tarnished plant bug

Application flexibility allows Transform WG insecticide to control tarnished plant bug both pre- and post-bloom.

Cotton and sorghum producers are applauding Section 18 emergency use exemptions from the U.S. Environmental Protection Agency for Transform WG insecticide. Transform provides growers with an effective tool for controlling sap-feeding pests including major yield-robbers – tarnished plant bug in cotton and sugarcane aphid in sorghum.

States receiving Section 18s for cotton production include Arkansas, Louisiana, Mississippi, Missouri, North Carolina, Tennessee, Texas, Virginia and select counties in Alabama. States receiving Section 18s in sorghum include Alabama, Colorado, Georgia, Kansas, Kentucky, Louisiana, Mississippi, Missouri, North Carolina, Texas and Virginia.

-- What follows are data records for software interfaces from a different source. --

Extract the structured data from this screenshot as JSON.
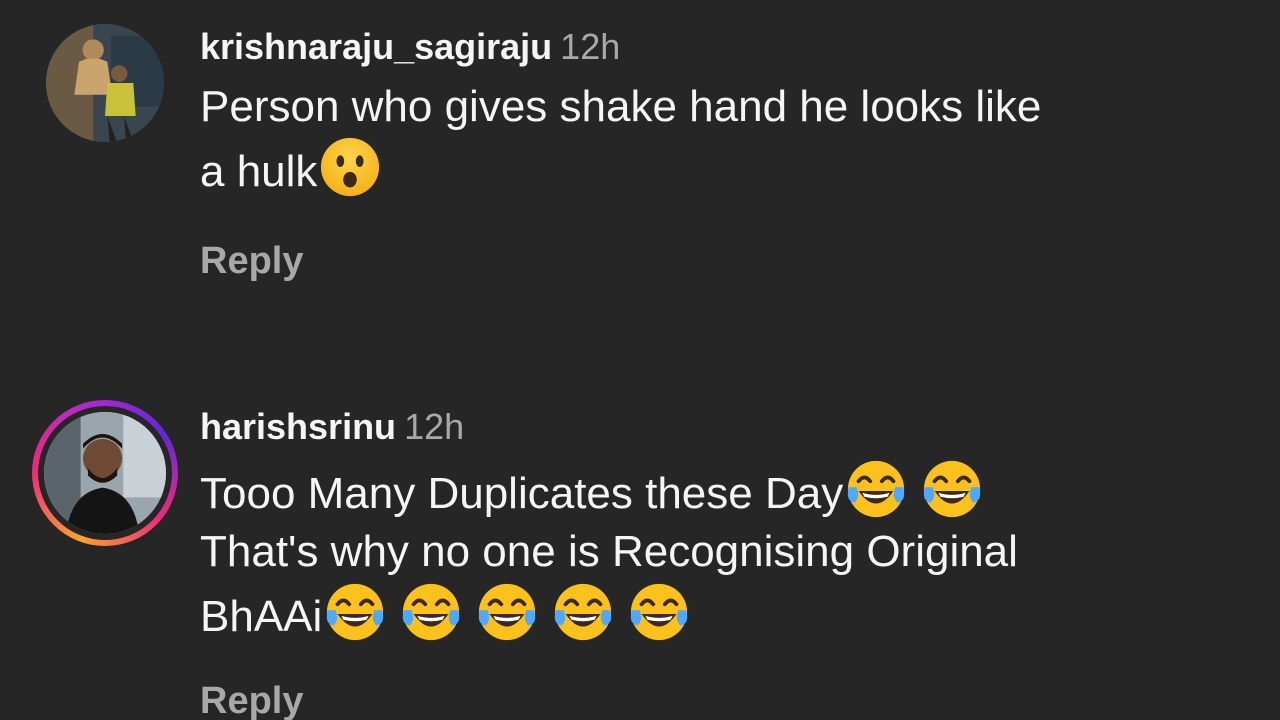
{
  "comments": [
    {
      "username": "krishnaraju_sagiraju",
      "time": "12h",
      "body_lines": [
        "Person who gives shake hand he looks like",
        "a hulk"
      ],
      "emoji_icon": "face-with-open-mouth-emoji",
      "reply_label": "Reply"
    },
    {
      "username": "harishsrinu",
      "time": "12h",
      "body_lines": [
        "Tooo Many Duplicates these Day",
        "That's why no one is Recognising Original",
        "BhAAi"
      ],
      "emoji_icon": "face-with-tears-of-joy-emoji",
      "reply_label": "Reply",
      "story_ring": true
    }
  ],
  "colors": {
    "background": "#262626",
    "primary_text": "#f5f5f5",
    "secondary_text": "#a8a8a8"
  }
}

Applications for Section 18s are pending in additional cotton- and sorghum-producing states, according to a Corteva Agriscience news release.

Transform has shown excellent control of tarnished plant bug, a perennially troublesome cotton pest. Louisiana crop consultant Hank Jones with RHJ Ag Services LLC, says the Section 18 emergency use exemptions are crucial for growers.

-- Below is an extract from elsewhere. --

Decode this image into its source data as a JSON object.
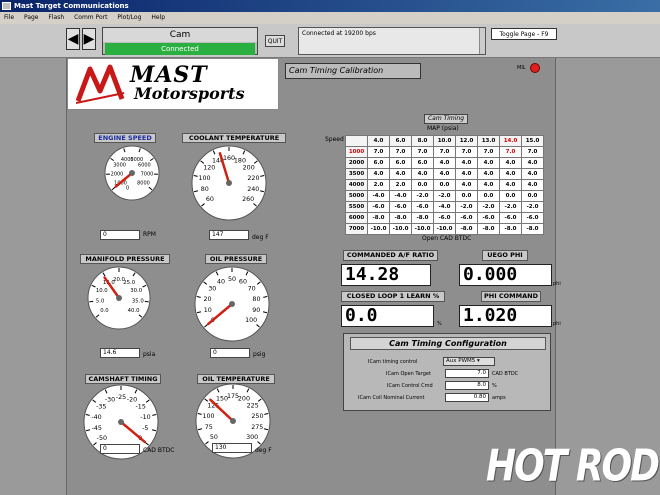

sugarcane aphid

Transform WG insecticide also controls sugarcane aphid.

“Transform is a reliable insecticide that offers great control of a yield-limiting pest,” he says. “The reliability Transform offers for controlling tarnished plant bug is unparalleled.”

Without Transform, consultants in many areas would have to rely on multiple applications of other insecticides, which are less effective. Having it as an option allows consultants to implement better Integrated Pest Management plans, Jones says.

Transform WG insecticide controls pests with both translaminar and systemic activity. It has minimal impact on beneficial insects, and it won’t trigger flare-ups of spider mites or cotton aphids.

“Transform offers consistent performance and an alternate mode of action desperately needed to control the most economically important cotton pest,” says Dr. Angus Catchot, an entomologist at Mississippi State University. “If we did not have Transform, we would rely more frequently on organophosphates and carbamates mixed with pyrethroids, which flare secondary pests, requiring even further control measures.”

To learn more about Transform WG insecticide, visit Transform.Corteva.US.